“Miss Winterdove and the Erupting Eulogist”
Where You Can Find It
Clockwork Chaos, print anthology, by Dark Quest Books, 2013.
In 2010, I caught the steampunk bug and out popped an idea. With concept art from my friend Matt Haley, comic artist and film director, the main character came alive. Her name is Josephine Winterdove, and she’s a pip.
Much lighter in tone than most of my writing, Josephine’s stories are a breath of fresh air. I’ve started a series of them in which she stars and plan, one day, to write more. She is the kind of woman who demands special attention, and I intend to give it to her.
This anthology has been two years in the making, and so it’s with much relief and joy that I am able to say that it’s FINALLY HERE!

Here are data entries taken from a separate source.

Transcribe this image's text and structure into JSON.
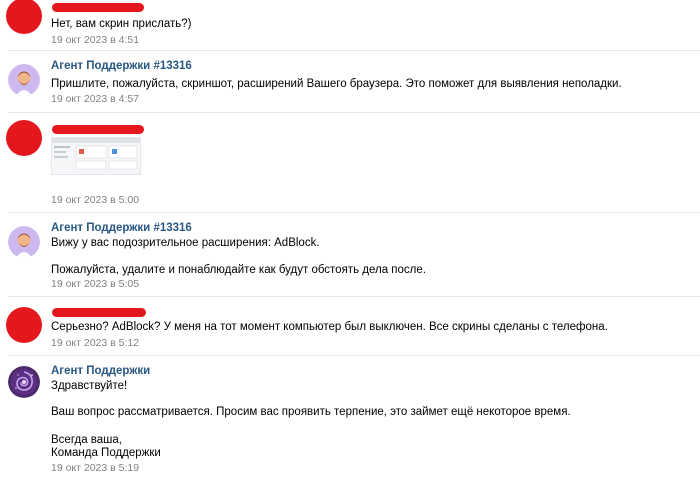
{
  "messages": [
    {
      "lines": [
        "Нет, вам скрин прислать?)"
      ],
      "time": "19 окт 2023 в 4:51"
    },
    {
      "author": "Агент Поддержки #13316",
      "lines": [
        "Пришлите, пожалуйста, скриншот, расширений Вашего браузера. Это поможет для выявления неполадки."
      ],
      "time": "19 окт 2023 в 4:57"
    },
    {
      "time": "19 окт 2023 в 5:00"
    },
    {
      "author": "Агент Поддержки #13316",
      "lines": [
        "Вижу у вас подозрительное расширения: AdBlock.",
        "Пожалуйста, удалите и понаблюдайте как будут обстоять дела после."
      ],
      "time": "19 окт 2023 в 5:05"
    },
    {
      "lines": [
        "Серьезно? AdBlock? У меня на тот момент компьютер был выключен. Все скрины сделаны с телефона."
      ],
      "time": "19 окт 2023 в 5:12"
    },
    {
      "author": "Агент Поддержки",
      "lines": [
        "Здравствуйте!",
        "Ваш вопрос рассматривается. Просим вас проявить терпение, это займет ещё некоторое время.",
        "Всегда ваша,",
        "Команда Поддержки"
      ],
      "time": "19 окт 2023 в 5:19"
    }
  ]
}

The titles of Josephine’s stories are ripe with alliteration, and I had originally planned to write a story for each letter of the alphabet. This one is the letter E, so we’re not starting at the beginning, but “that” as Josephine would say “would be boring.”
I researched the elements of this story, and this kind of eruption really did happen back in the “good” ol’ days. It must have been quite horrible, though Josephine takes it in stride.
Miss Josephine Winterdove gazed down at Ernesto Aperador in his coffin. He looked peaceful, and that did nothing to assuage her wish that he burn in Hell. She dabbed her handkerchief at the corner of her eye, as did several of the women in the church. Señor Aperador had left behind many broken hearts, including Josephine’s.
Unlike the others, she hadn’t craved his romantic attentions. Rather, she coveted the cravat pin positioned in the middle of his chest. It broke her heart that the powerful carnelian cameo would be buried with him, despite her unrequited efforts to purchase it.
She couldn’t stand by the coffin for long, or she would draw attention, but she had to find out how the cameo was attached. Already, she had spotted a strange joint on the base of the pin. She assumed it was connected to a tripwire. Leave it to ol’ Ernesto to booby trap it, out of spite. He had to have known she would make an attempt.